- In 2011, Michigan Gov. Snyder said bankruptcy wasn't an option for Detroit. Two years later, he changed his mind (WSJ)
- GlaxoSmithKline says Chinese laws might have been violated (FT)
- SEC Tries Last Ditch Move to Put SAC’s Cohen Out of Business (BBG)
- Detroit’s Bankruptcy Reveals Dysfunction Common in Cities (BBG)
- Obama to start new offensive on economy (FT)
- As WTI and Brent reunite, Gulf of Mexico faces squeeze, not glut (Reuters)
- Extended Stay Files for Public Offering (WSJ)
- Apple Developer Website Hacked: Developer Names, Addresses May Have Been Taken (MacRumors)
- Treasuries Not Safe Enough as Foreign Purchase Pace Slows (BBG)
It wasn't exactly like rubbing salt into the wounds of a US population that over the past month has learned it has no electronic communication privacy left, but it was close, when last night the US government's Office of the Director of National Intelligence announced that it was granting the secret FISA court - the same 11 people who decide behind closed doors whose email, phone or browser history is of national interest and thus subject to further "examination" - an extension of its telephone surveillance program. This is one of the two data surveillance efforts by the US (in conjunction with all major private telecom and internet companies) that Snowden leaked about. Why do we know this?
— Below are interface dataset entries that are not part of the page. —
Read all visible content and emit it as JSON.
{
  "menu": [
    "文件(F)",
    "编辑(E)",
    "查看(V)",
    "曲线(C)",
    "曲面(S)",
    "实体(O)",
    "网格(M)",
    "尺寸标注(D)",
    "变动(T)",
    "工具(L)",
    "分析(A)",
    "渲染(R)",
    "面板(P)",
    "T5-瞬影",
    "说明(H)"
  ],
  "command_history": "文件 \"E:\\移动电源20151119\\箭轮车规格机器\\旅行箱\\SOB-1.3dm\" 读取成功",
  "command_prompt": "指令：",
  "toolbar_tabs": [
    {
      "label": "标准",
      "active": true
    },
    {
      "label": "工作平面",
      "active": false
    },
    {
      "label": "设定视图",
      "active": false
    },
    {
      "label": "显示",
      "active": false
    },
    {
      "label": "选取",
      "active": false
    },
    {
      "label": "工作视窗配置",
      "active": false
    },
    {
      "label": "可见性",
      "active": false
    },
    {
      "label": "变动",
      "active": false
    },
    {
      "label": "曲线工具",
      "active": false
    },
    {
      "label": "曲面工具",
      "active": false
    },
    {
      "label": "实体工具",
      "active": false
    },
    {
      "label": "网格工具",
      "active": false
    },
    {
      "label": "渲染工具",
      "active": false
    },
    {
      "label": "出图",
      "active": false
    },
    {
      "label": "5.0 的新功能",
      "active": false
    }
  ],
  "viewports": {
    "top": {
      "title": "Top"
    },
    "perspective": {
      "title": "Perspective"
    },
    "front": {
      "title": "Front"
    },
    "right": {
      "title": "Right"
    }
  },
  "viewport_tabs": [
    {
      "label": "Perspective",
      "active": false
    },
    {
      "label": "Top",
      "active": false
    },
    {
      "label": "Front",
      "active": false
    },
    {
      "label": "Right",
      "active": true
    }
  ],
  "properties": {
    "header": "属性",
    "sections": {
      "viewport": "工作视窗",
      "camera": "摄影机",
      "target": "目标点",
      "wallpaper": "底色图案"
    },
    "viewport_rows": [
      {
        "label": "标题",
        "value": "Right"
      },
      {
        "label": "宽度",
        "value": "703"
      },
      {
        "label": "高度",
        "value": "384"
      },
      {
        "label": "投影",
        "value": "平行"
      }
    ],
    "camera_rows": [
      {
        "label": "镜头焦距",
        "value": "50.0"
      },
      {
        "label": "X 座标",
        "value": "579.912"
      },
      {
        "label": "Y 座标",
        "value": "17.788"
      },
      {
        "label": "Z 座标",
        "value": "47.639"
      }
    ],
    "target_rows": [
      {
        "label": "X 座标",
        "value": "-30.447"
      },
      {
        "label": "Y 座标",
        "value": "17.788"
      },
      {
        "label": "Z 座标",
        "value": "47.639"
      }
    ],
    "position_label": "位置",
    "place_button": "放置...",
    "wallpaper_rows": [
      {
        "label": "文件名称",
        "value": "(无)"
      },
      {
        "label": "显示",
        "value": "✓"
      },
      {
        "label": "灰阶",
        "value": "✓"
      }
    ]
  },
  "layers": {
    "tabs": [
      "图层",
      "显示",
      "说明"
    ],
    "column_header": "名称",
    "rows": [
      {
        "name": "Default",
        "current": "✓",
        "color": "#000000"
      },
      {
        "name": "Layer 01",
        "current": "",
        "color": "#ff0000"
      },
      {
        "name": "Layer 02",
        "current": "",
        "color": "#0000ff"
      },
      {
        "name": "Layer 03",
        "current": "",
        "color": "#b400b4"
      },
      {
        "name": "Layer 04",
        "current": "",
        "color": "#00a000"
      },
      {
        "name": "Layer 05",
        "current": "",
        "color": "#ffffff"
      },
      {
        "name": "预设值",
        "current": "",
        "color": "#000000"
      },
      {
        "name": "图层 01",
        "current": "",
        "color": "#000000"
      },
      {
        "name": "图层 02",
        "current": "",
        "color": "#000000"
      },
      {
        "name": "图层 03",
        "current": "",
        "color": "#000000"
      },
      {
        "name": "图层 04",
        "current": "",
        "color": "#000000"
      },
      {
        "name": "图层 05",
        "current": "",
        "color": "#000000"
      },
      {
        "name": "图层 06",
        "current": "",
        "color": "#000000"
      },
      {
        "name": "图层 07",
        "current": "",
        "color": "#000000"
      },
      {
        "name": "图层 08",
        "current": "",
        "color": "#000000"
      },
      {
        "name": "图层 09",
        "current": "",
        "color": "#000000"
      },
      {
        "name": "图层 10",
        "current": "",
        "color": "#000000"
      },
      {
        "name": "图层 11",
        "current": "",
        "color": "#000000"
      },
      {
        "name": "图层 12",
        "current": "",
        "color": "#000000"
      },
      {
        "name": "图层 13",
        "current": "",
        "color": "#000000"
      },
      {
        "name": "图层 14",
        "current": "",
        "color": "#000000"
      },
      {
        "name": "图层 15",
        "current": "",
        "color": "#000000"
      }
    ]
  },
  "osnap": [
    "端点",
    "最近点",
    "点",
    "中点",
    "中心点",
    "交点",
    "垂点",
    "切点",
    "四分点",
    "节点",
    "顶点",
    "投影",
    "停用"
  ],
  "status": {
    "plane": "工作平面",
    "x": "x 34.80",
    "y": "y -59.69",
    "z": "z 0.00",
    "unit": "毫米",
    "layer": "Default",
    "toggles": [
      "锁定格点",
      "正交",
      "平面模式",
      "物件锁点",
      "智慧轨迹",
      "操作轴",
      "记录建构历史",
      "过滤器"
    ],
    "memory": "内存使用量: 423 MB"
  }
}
Because the Obama administration is suddenly serious about being the most transparent ever: "The ODNI said in a statement it was disclosing the renewal as part of an effort at greater transparency following Snowden's disclosure of the telephone data collection and email surveillance programs." In short: "we will continue spying, but at least we are fully transparent about it."
Oil and gas exploration is getting bigger, deeper, faster and more efficient, with new technology chipping away at “peak oil” concerns. While hydraulic fracturing has been the most visible revolutionary advancement, other high-tech developments are keeping the ball rolling - from the next generation of ultra-deepwater drillships, subsea oil and gas infrastructure and multi-well-pad drilling to M2M networking, floating LNG facilities, new dimensions in seismic imagery and supercomputing for analog exploration.